Donut City 2.0: How the COVID-19 Pandemic is Intensifying Urban Decline in the US

Category Business

tldr #

The specter of downtown decline is again haunting American cities as a result of the pandemic. Pre and post-pandemic urbanism is leading to tightening city government finances and growing service demands that are producing Donut City 2.0. Making matters worse, federal pandemic relief money is beginning to dry up, and there is an ever increasing demand for city services, such as mitigating homelessnes, hiring law enforcement officers, and addressing large budget deficits. As cities navigate these issues, they must find creative solutions to ensure that urban restructuring works for everyone.

content #

The specter of downtown decline is again haunting American cities. After many decades of reinvestment and repopulation, some American downtowns are now showing signs of hollowing out again. The COVID-19 pandemic certainly bears some of the blame. The widespread adoption of remote and hybrid work schedules has drained commercial offices and caused tenants to terminate leases. In many downtowns, office occupancy is at 50% pre-pandemic levels .

The US homeless population of 600,000 in 2022, is 50,000 up from 2016

Ripple effects include shrinking lunchtime crowds, slumping retail sales and a drop-off of public transit ridership. For example, New York City's subway is at 65% of pre-pandemic ridership as of early 2023. I study how urban governance challenges shape city budgets, so I'm aware of how these pandemic-related changes are making long-term urban problems worse at a time many cities are dealing with strained budgets .

Many downtowns have had their office occupancies drop to 50% pre-pandemic levels

Pre- and post-pandemic urbanism Tightening city government finances and growing service demands are threatening to produce Donut City 2.0. A donut city is defined by out-migration, with the city center losing residents and businesses to the suburbs. This is not a rerun of hollowing out experienced in many U.S. cities in the 1960s. The usual culprits of economic restructuring, racial tensions, shifting consumer preferences and government inefficiency are all still involved, but these forces are now manifest in new ways .

Crime rates nationally have been on the rise since 2014

After the financial crisis that began the Great Recession in 2007, cities got spooked. When housing markets collapsed and stock markets sank, cities found themselves running out of money. Many of them, like Chicago and Memphis, siphoned revenues into reserves and made recessionary budget cuts permanent. Some cities, like Dallas and Portland, have also had to face up to their huge unfunded pension liabilities .

San Jose is dealing with an $8 billion budget deficit

Servicing debts and shoring up finances has often been prioritized over providing services and building infrastructure. This post-Great Recession restructuring has now run headlong into the post-pandemic economy. Exactly what this collision looks like varies from one municipality to the next, but some broad trends are emerging. Front and center is a growing demand for city services. Since 2020, this demand has been slaked by the federal government's pandemic relief money, but now these funds are running out .

The public perception in many cities is that their cities are less safe

A growing demandWhat kind of services are needed?

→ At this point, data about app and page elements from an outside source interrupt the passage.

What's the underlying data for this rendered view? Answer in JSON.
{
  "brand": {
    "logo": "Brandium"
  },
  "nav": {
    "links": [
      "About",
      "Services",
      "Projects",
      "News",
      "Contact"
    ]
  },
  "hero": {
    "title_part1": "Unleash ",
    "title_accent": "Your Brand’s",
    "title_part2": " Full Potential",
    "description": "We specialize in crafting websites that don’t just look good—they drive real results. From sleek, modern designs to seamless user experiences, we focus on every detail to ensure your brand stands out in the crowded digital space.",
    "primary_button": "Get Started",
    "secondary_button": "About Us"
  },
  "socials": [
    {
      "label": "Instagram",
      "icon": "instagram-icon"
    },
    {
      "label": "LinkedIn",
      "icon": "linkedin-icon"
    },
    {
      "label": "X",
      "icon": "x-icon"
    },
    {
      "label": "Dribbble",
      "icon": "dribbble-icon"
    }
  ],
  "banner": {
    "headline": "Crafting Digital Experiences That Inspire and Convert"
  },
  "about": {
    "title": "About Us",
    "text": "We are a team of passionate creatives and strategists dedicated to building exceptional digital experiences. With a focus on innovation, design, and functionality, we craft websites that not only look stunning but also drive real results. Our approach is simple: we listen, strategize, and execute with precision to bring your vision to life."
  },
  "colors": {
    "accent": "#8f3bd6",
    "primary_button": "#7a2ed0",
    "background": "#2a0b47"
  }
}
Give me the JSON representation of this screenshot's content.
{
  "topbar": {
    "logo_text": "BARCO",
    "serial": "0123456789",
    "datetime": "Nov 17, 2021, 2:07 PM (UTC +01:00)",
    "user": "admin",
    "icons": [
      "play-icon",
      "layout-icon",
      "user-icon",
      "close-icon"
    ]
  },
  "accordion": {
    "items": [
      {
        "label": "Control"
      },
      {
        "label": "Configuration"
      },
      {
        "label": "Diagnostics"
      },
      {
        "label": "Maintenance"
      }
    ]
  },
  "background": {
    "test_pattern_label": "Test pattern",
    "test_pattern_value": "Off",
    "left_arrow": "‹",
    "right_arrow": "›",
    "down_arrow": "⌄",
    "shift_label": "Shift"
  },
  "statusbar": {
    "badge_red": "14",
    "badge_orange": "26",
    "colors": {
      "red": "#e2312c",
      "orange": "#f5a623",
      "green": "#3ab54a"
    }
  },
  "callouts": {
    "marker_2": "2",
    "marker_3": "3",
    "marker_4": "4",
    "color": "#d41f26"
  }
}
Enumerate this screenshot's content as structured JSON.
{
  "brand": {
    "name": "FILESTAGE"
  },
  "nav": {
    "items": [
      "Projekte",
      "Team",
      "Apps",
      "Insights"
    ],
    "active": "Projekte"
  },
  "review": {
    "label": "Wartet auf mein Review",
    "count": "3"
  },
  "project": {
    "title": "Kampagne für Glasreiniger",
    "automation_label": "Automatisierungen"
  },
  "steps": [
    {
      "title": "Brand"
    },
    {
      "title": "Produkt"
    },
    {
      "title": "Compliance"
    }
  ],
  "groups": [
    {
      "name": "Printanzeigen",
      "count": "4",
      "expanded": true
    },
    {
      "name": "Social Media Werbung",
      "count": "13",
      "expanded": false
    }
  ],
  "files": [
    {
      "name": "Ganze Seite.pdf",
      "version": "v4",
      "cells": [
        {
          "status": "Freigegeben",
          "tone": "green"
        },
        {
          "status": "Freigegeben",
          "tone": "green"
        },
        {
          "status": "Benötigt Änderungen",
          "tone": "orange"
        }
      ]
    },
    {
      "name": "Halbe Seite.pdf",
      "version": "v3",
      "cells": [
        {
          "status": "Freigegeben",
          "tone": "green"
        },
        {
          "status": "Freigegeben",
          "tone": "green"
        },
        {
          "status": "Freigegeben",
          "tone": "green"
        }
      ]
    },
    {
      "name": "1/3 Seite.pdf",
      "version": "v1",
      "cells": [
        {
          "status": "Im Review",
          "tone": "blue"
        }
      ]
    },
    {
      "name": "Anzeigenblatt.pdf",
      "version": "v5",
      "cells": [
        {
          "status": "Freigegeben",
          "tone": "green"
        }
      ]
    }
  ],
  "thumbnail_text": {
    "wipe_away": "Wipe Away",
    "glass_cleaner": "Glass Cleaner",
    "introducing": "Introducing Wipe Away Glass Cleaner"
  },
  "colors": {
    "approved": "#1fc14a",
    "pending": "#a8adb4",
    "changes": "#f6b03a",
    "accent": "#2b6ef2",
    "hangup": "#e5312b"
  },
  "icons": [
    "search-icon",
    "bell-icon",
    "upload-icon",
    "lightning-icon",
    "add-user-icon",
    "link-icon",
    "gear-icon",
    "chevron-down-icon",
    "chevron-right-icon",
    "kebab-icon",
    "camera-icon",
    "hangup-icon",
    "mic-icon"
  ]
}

Here are a few examples. According to the U.S. Department of Housing and Urban Development, nationwide homelessness numbers have been trending upward since 2016. In 2022, a post-pandemic spike left this number just shy of 600,000 people, up 50,000 in six years. The demand for law enforcement is also growing. World Bank data shows that U.S. crime rates began trending upward in 2014 .

The federal government has been providing pandemic relief money since 2020, but those funds are running out

This trend again accelerated during the pandemic. New York City's 2021-22 spike in crime made headlines globally. Although crime rates have now abated in most U.S. cities, local governments are dealing with a public perception that their cities are less safe. Hiring remains challenging. Donut amid shimmering siliconSan Jose, California, a city of 1 million, does not conjure archetypal images of urban decline .

But behind the glossy veneer of tech wealth, San Jose is dealing with its own particular forms of Donut City. Although Silicon Valley has always had an unequal income distribution, the pandemic's hollowing-out of downtown has revealed an $8 billion budget deficit in San Jose. Mayor Sam Liccardo has proposed slashing jobs, closing playgrounds, canceling holidays and even slashing pension benefits to balance the budget .

In the face of these combined economic and pandemic pressures, cities and their citizens are struggling to stay afloat. Political solutions appear to be gridlocked, which means humanitarian solutions are increasingly pressing. As cities seek out creative solutions to the pandemic, they will also need to think creatively about the next round of their urban restructuring – a restructuring that works for everyone .

hashtags #
worddensity #